[Excerpts from an interface dataset]
^^^^^^^^
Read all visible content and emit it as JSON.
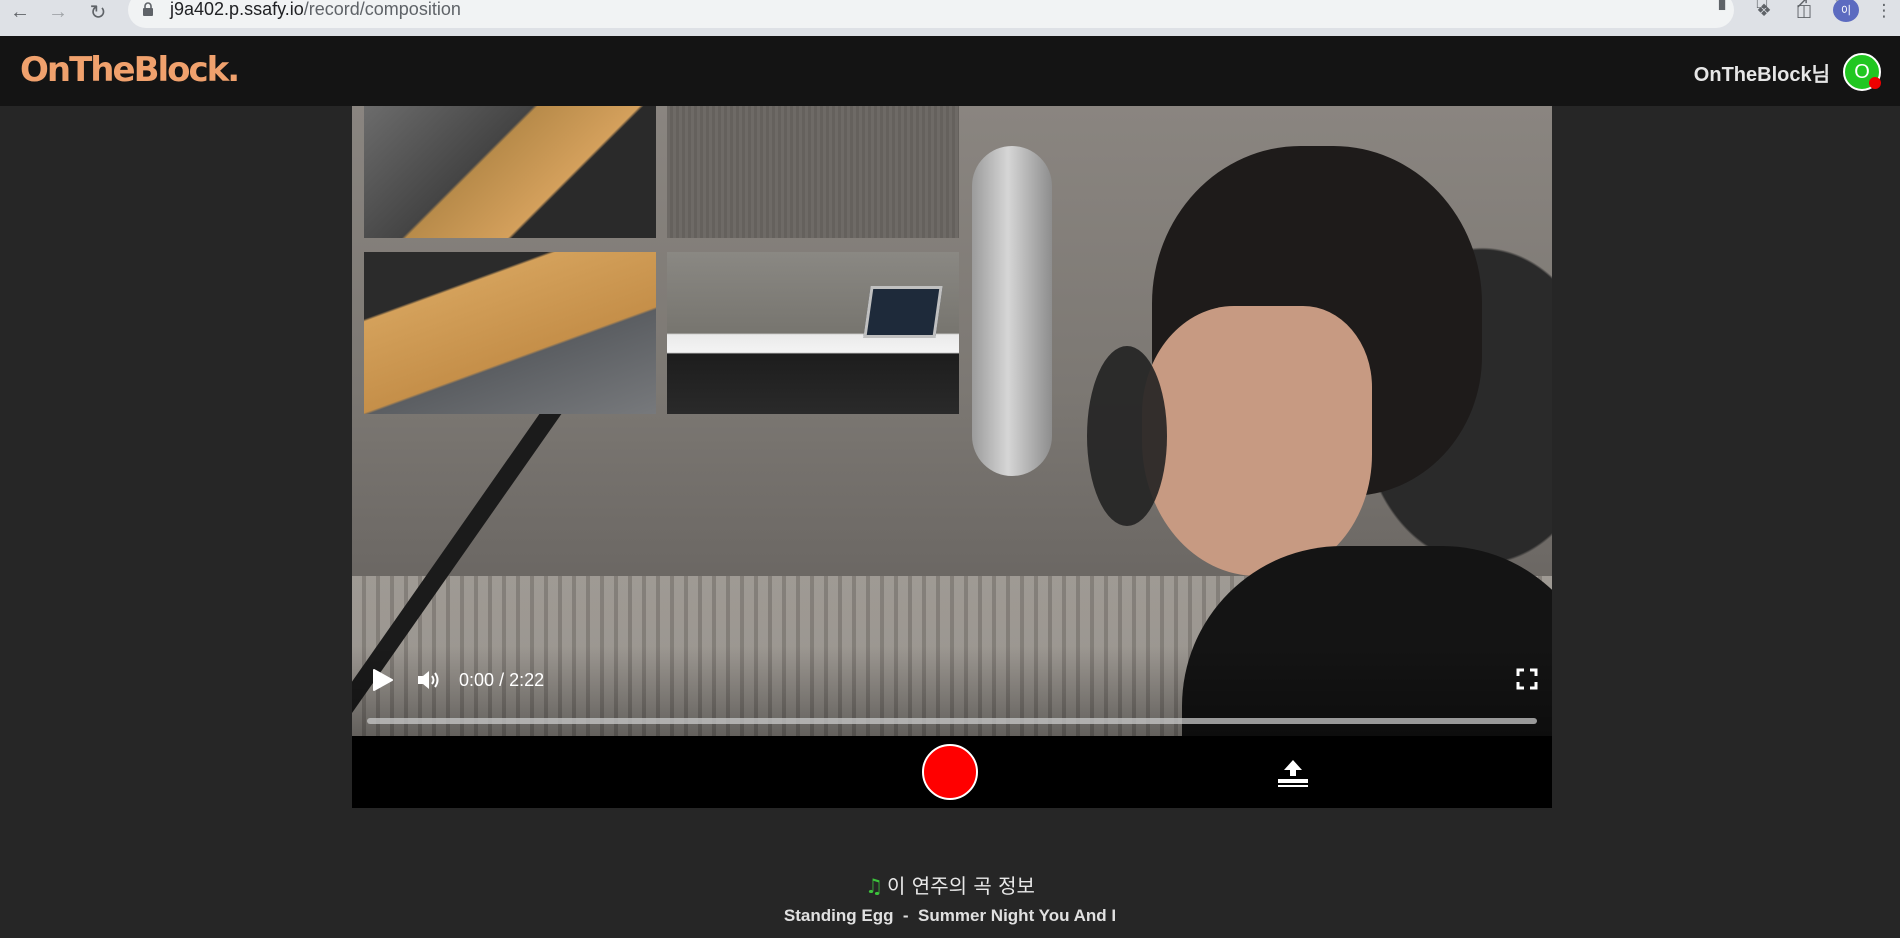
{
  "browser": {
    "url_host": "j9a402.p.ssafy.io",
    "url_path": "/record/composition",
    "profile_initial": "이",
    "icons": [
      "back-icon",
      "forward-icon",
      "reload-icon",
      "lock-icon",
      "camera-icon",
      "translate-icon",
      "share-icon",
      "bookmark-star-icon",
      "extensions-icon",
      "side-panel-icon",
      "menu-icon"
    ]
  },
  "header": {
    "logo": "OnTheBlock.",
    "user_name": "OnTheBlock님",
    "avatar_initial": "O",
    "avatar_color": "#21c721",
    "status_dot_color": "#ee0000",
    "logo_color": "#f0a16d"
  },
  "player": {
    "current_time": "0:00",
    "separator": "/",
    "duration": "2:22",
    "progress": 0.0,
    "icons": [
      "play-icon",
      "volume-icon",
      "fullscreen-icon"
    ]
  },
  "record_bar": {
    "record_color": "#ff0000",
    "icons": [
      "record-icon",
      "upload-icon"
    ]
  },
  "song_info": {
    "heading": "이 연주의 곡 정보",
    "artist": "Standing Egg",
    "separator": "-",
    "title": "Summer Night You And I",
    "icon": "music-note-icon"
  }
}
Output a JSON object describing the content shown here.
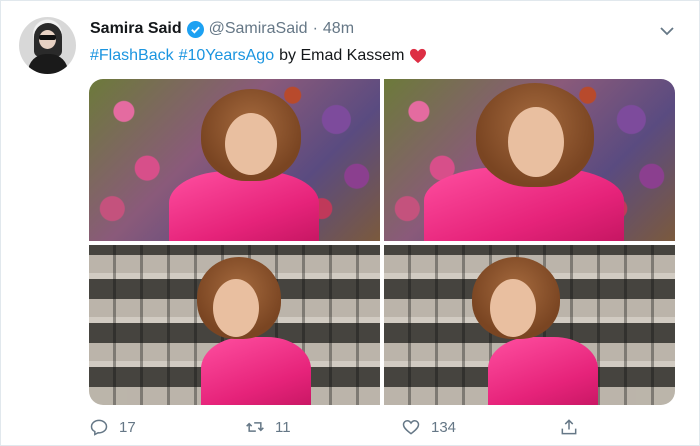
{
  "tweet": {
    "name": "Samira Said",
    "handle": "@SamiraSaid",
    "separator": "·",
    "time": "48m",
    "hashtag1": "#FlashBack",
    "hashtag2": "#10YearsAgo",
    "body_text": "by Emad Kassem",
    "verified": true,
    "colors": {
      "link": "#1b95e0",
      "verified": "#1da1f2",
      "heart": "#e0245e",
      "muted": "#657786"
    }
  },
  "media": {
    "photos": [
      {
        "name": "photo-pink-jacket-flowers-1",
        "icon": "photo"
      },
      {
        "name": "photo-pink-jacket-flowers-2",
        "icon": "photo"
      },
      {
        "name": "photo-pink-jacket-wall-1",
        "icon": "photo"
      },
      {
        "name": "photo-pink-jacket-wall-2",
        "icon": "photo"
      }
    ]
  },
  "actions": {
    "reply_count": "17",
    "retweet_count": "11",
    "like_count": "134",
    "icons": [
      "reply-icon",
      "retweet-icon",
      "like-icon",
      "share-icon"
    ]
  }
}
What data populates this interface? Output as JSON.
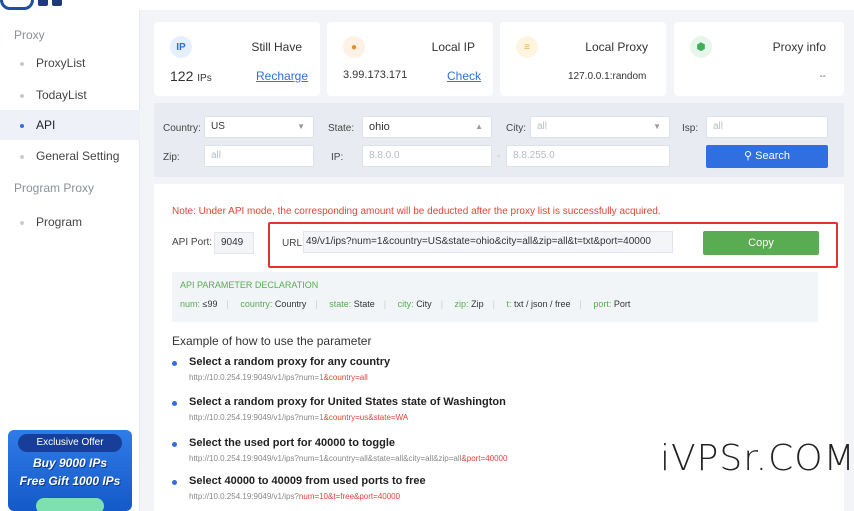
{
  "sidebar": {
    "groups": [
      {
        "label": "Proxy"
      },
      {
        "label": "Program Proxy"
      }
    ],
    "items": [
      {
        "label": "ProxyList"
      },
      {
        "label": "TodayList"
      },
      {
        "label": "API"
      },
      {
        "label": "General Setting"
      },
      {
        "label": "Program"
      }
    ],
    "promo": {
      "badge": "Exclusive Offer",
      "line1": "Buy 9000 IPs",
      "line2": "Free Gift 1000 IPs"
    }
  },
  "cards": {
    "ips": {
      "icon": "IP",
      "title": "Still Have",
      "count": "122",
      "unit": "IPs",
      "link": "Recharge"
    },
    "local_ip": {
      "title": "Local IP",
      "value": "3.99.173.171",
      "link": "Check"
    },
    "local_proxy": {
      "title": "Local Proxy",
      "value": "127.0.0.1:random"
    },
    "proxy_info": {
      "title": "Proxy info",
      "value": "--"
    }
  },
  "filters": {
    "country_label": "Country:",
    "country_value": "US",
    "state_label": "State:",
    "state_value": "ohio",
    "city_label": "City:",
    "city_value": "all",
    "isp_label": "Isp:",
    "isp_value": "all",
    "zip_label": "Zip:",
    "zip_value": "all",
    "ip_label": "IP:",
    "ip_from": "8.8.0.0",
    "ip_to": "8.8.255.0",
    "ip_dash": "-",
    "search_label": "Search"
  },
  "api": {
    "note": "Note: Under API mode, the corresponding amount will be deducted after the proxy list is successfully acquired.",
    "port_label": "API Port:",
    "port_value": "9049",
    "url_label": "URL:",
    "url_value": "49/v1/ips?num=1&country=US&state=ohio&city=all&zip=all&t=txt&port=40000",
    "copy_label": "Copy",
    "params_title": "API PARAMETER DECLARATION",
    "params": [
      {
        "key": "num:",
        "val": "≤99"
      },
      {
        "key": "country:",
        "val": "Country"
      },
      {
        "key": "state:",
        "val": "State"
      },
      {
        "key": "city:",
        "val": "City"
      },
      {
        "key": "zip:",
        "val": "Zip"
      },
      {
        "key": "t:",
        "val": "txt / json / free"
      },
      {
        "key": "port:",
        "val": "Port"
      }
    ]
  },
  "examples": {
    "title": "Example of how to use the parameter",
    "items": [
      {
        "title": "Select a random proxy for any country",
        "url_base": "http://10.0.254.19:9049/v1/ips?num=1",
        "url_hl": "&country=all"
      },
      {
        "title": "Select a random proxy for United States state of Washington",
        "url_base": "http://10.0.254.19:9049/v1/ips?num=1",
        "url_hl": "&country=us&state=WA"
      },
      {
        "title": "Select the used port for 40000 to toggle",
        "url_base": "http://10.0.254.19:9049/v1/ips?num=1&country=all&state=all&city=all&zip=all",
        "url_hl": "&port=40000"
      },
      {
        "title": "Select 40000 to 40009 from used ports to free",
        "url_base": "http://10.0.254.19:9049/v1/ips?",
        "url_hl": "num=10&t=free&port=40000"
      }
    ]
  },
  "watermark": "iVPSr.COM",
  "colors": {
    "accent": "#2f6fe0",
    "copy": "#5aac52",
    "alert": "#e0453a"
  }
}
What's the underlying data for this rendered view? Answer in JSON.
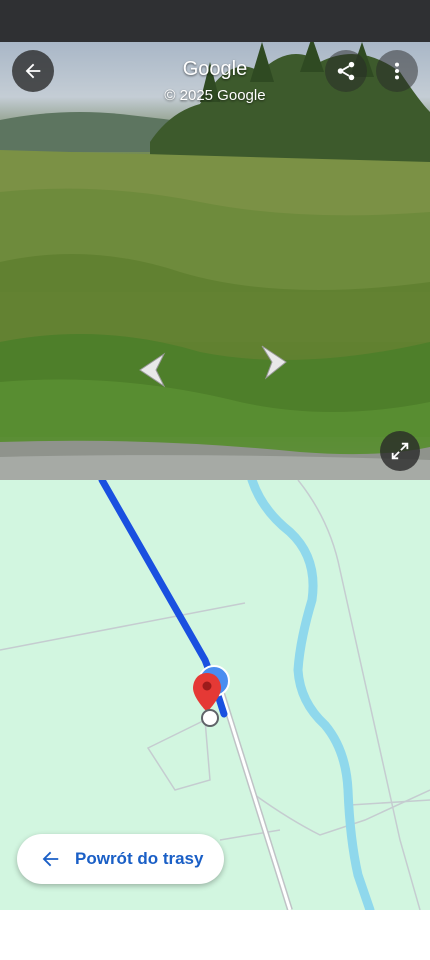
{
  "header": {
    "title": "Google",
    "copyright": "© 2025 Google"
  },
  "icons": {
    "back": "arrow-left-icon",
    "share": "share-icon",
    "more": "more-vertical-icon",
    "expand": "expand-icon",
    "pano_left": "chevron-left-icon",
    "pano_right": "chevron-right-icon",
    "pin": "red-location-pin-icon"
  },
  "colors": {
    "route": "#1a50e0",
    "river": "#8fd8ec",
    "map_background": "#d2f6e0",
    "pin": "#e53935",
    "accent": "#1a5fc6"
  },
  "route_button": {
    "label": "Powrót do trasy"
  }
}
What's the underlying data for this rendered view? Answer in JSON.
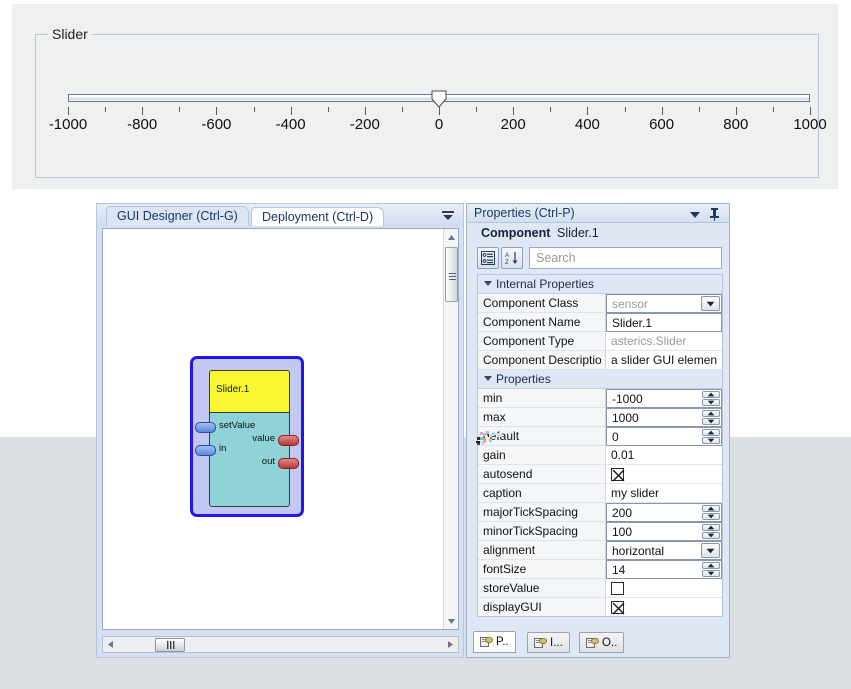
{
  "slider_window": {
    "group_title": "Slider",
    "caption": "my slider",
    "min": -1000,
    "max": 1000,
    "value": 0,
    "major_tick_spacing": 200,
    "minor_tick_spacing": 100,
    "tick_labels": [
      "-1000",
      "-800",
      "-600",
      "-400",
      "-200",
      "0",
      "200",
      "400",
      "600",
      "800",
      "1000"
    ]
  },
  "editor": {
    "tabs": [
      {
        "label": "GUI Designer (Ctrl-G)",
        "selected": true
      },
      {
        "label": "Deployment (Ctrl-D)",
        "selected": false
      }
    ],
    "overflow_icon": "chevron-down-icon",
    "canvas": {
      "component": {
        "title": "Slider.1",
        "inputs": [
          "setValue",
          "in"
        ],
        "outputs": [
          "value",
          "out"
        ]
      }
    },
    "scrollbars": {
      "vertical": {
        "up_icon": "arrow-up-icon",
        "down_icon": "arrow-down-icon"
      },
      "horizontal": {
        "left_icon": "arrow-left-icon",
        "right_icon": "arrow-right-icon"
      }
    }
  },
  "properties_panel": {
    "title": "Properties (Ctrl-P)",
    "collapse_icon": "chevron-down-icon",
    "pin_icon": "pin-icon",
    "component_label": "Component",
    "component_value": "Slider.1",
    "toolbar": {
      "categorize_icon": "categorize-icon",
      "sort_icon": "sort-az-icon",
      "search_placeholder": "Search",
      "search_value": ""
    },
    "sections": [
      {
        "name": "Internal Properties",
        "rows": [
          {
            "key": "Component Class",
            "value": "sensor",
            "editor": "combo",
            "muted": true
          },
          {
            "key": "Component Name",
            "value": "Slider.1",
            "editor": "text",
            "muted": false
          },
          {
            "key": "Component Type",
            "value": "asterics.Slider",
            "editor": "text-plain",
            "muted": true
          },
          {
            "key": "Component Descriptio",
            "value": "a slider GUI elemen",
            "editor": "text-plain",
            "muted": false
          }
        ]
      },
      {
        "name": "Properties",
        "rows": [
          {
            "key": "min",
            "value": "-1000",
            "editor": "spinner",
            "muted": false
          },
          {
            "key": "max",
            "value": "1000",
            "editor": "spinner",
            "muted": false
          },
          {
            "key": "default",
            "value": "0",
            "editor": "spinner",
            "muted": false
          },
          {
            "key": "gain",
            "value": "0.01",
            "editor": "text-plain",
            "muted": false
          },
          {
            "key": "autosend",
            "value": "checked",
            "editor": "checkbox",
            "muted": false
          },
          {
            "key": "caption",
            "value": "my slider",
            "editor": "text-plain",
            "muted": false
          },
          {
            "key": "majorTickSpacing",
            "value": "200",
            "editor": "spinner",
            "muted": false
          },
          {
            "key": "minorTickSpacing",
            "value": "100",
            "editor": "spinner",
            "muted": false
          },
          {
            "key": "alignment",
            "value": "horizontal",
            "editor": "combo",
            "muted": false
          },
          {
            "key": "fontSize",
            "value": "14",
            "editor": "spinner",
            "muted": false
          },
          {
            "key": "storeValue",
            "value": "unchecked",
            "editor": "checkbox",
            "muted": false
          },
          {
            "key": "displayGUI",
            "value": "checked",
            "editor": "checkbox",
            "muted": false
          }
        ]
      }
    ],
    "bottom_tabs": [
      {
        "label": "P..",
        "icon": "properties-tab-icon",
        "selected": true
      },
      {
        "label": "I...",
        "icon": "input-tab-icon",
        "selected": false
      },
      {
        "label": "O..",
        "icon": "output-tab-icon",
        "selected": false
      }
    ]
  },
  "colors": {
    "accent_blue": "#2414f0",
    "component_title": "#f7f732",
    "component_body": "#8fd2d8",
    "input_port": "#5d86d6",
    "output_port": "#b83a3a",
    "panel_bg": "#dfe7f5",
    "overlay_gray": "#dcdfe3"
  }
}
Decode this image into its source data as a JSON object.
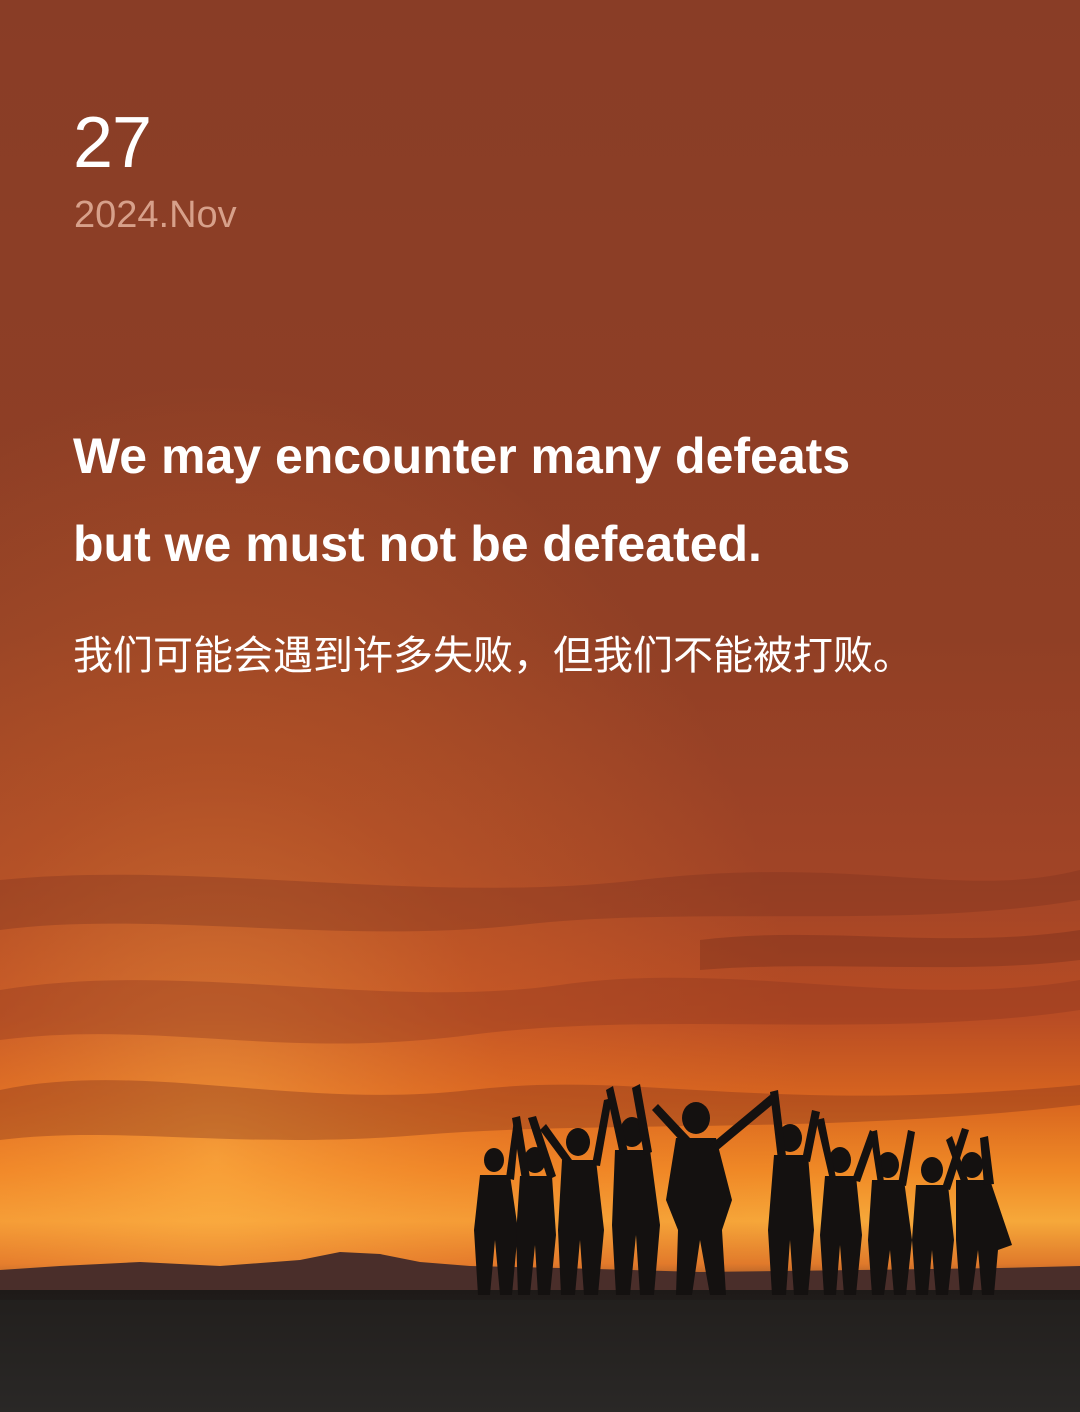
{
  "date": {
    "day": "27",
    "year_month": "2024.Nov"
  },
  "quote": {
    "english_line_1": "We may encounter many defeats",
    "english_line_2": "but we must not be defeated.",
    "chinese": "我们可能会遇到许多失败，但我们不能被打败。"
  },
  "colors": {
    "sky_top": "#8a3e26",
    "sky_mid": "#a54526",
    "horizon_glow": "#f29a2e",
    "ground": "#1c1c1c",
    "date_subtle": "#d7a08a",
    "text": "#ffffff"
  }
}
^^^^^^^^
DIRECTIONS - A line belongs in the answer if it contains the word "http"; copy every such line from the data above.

SOLUTION FOR THIS PROBLEM -
        "url_base": "http://10.0.254.19:9049/v1/ips?num=1",
        "url_base": "http://10.0.254.19:9049/v1/ips?num=1",
        "url_base": "http://10.0.254.19:9049/v1/ips?num=1&country=all&state=all&city=all&zip=all",
        "url_base": "http://10.0.254.19:9049/v1/ips?",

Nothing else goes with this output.